____ Listed entries
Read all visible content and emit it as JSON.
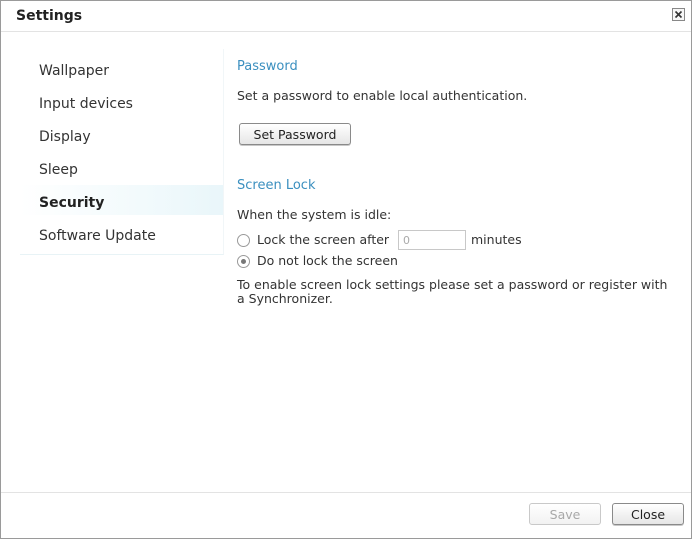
{
  "window": {
    "title": "Settings",
    "close_icon": "close-icon"
  },
  "sidebar": {
    "items": [
      {
        "label": "Wallpaper"
      },
      {
        "label": "Input devices"
      },
      {
        "label": "Display"
      },
      {
        "label": "Sleep"
      },
      {
        "label": "Security",
        "active": true
      },
      {
        "label": "Software Update"
      }
    ]
  },
  "password": {
    "title": "Password",
    "description": "Set a password to enable local authentication.",
    "button_label": "Set Password"
  },
  "screen_lock": {
    "title": "Screen Lock",
    "idle_label": "When the system is idle:",
    "option_lock_label": "Lock the screen after",
    "minutes_placeholder": "0",
    "minutes_label": "minutes",
    "option_no_lock_label": "Do not lock the screen",
    "selected_option": "no_lock",
    "note_line1": "To enable screen lock settings please set a password or register with",
    "note_line2": "a Synchronizer."
  },
  "footer": {
    "save_label": "Save",
    "close_label": "Close"
  }
}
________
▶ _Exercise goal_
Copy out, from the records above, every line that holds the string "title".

▶ _Task result_
    "title": "Settings",
    "title": "Password",
    "title": "Screen Lock",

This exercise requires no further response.